Ali Hussein has made a career for himself in the Danish Defence.
- Age: 32.
- Educated at DTU, Campus Ballerup, as an electronic engineer in 2006.
- He had postponed his conscription examination until after he had completed his studies, but as he was not drafted, he volunteered for the forces awaiting dispatch to war zones.
- Ali changed direction in 2008 to be employed as a civil engineer in the Danish Defence’s Acquisition and Logistics Organisation (FMI). Since then, he has worked with weapon systems for the Danish frigate programme.
- He came to Denmark from Iraq with his parents as refugees in 1989. He moved from Løgstør to Valby in 1991. Today he lives with his wife and two children in Glostrup. In 2009, he was a Danish boxing champion in light welterweight (64 kg).

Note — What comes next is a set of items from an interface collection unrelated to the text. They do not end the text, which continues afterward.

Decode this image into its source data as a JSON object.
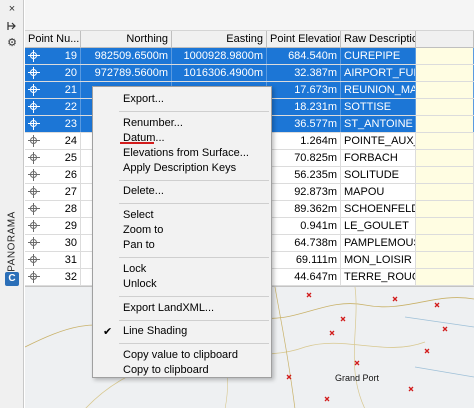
{
  "table": {
    "columns": [
      "Point Nu...",
      "Northing",
      "Easting",
      "Point Elevation",
      "Raw Description",
      ""
    ],
    "rows": [
      {
        "num": "19",
        "northing": "982509.6500m",
        "easting": "1000928.9800m",
        "elev": "684.540m",
        "desc": "CUREPIPE",
        "selected": true
      },
      {
        "num": "20",
        "northing": "972789.5600m",
        "easting": "1016306.4900m",
        "elev": "32.387m",
        "desc": "AIRPORT_FUEL_",
        "selected": true
      },
      {
        "num": "21",
        "northing": "",
        "easting": "",
        "elev": "17.673m",
        "desc": "REUNION_MAU",
        "selected": true
      },
      {
        "num": "22",
        "northing": "",
        "easting": "",
        "elev": "18.231m",
        "desc": "SOTTISE",
        "selected": true
      },
      {
        "num": "23",
        "northing": "",
        "easting": "",
        "elev": "36.577m",
        "desc": "ST_ANTOINE",
        "selected": true
      },
      {
        "num": "24",
        "northing": "",
        "easting": "",
        "elev": "1.264m",
        "desc": "POINTE_AUX_BI",
        "selected": false
      },
      {
        "num": "25",
        "northing": "",
        "easting": "",
        "elev": "70.825m",
        "desc": "FORBACH",
        "selected": false
      },
      {
        "num": "26",
        "northing": "",
        "easting": "",
        "elev": "56.235m",
        "desc": "SOLITUDE",
        "selected": false
      },
      {
        "num": "27",
        "northing": "",
        "easting": "",
        "elev": "92.873m",
        "desc": "MAPOU",
        "selected": false
      },
      {
        "num": "28",
        "northing": "",
        "easting": "",
        "elev": "89.362m",
        "desc": "SCHOENFELD",
        "selected": false
      },
      {
        "num": "29",
        "northing": "",
        "easting": "",
        "elev": "0.941m",
        "desc": "LE_GOULET",
        "selected": false
      },
      {
        "num": "30",
        "northing": "",
        "easting": "",
        "elev": "64.738m",
        "desc": "PAMPLEMOUSS",
        "selected": false
      },
      {
        "num": "31",
        "northing": "",
        "easting": "",
        "elev": "69.111m",
        "desc": "MON_LOISIR",
        "selected": false
      },
      {
        "num": "32",
        "northing": "",
        "easting": "",
        "elev": "44.647m",
        "desc": "TERRE_ROUGE",
        "selected": false
      }
    ]
  },
  "side": {
    "label": "PANORAMA",
    "close_icon": "×",
    "pin_icon": "pin",
    "gear_icon": "⚙",
    "app_icon": "C"
  },
  "menu": {
    "export": "Export...",
    "renumber": "Renumber...",
    "datum": "Datum...",
    "elevations": "Elevations from Surface...",
    "apply_keys": "Apply Description Keys",
    "delete": "Delete...",
    "select": "Select",
    "zoom_to": "Zoom to",
    "pan_to": "Pan to",
    "lock": "Lock",
    "unlock": "Unlock",
    "export_landxml": "Export LandXML...",
    "line_shading": "Line Shading",
    "line_shading_checked": true,
    "copy_value": "Copy value to clipboard",
    "copy_to": "Copy to clipboard"
  },
  "map": {
    "label": "Grand Port"
  },
  "colors": {
    "selection": "#1c76d6",
    "menu_bg": "#f2f2f2",
    "highlight_col": "#fffde2",
    "marker": "#d21c1c"
  }
}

Once Ali received his diploma, that stated that he was an electronic engineer, he was very much in need of a change of scenery from books and homework. Although his family had come to Denmark as refugees to avoid the war and bombings in Iraq, he wanted to do the military service he had postponed during his studies. However, he then avoided military service by lottery, but decided to volunteer with the Special Forces. Due to restructuring, the dispatch of his team was postponed for 6-8 months, which made Ali change tracks to the civilian section of the Defence.
“I get the chance to work on some exciting projects that no one else has access to,” he says, referring to his work on installing launch racks for the Launcer MK41 missiles on the three Danish naval frigates. The missiles have been tested at drills off the coast of northern Norway, where drones have been shot down, but otherwise, the frigates are stationed in Korsør. During the installation phase, Ali worked on calculations which allowed the different weapon systems to communicate. Ali also had to coordinate purveyors such as the American military or the Danish factory Therma. Today, the frigates are operating, so Ali is working on correcting errors, improvements and finding solutions for updating technical installations: “This could be a defective printed circuit board which is no longer in production,” he explains. “Then it is my job to find a new solution.”
Some of Ali’s work is classified, but he lets on that he gets his hands on a lot of new technology.
“I realize that there is no competition salary wise between the Defence and the private engineering field. But it is a family friendly place to work,” says Ali, who is the father of two small children. All overtime work is deposited in a so-called care-account and multiplied by 1.5 – this means, that 10 overtime hours become 15 hours’ worth of lieu days. “We have child’s first sick days and two extra care-days per year. So I am happy with my choice.” The pension is good, too, and there is security as well. This all makes Ali feel that his working conditions are ideal for him and his family.